Sir David Ramsbotham's reaction to conditions in Holloway - pulling out his inspection team until conditions were improved, the first time a Chief Inspector of Prisons has taken such action - fits his background and character.

His nickname "Rambo" has nothing to do with his appearance: like many generals, he is wiry and donnish, almost ascetic. But he has a reputation for extremely blunt speaking and radical solutions to problems. The conditions in Holloway appalled his military instinct for cleanliness and order, and like any military commander, he was acutely sensitive to the well- being and morale of his team.

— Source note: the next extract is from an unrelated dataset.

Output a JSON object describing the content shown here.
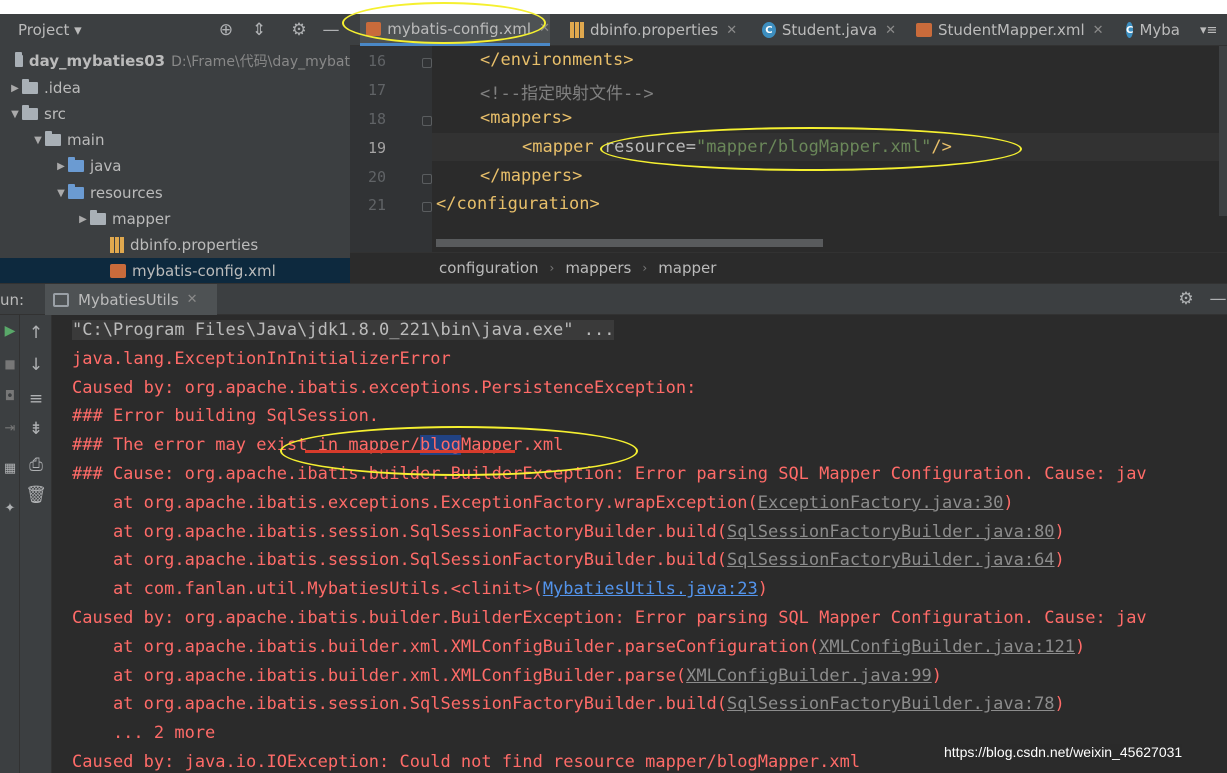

Sir David began as an officer in the Royal Green Jackets, a regiment with a reputation for turning out generals, but also for being unorthodox. He was the Army's Director of Public Relations during the Falklands conflict and weighed into the arguments on the handling of the media which followed. For a senior officer, he was known to be unusually open with the press. In a recent paper, he described the media as a potential weapon, and like any weapon, one to be used with precision and skill.

His last Army job was as Adjutant-General - the Army's head of personnel, one of its top posts. Sir David oversaw the formation of the Adjutant- General's Corps, combining many of the Army's supporting services, including the Royal Military Police - his only direct experience of dealing with any law-enforcement agency before his present appointment.

Educated at Haileybury College and Cambridge University, he was Aide- de-Camp General to the Queen from 1990 to 1993.

After leaving the Army, Sir David worked closely with the UN Secretary- General, Boutros Boutros-Ghali, on a study into a permanent intervention force for the UN. He authored several papers on the UN, and recommended the UN Charter be rewritten, because it did not fit with the realities of the new world order.

In his new role he is determined to be his own man. In a an interview recently, he said: "If I start fudging, then I am not doing my job. I shall be very critical, but I hope constructive. I am not going to respond to party political pressure, I am going to do my job as I see fit."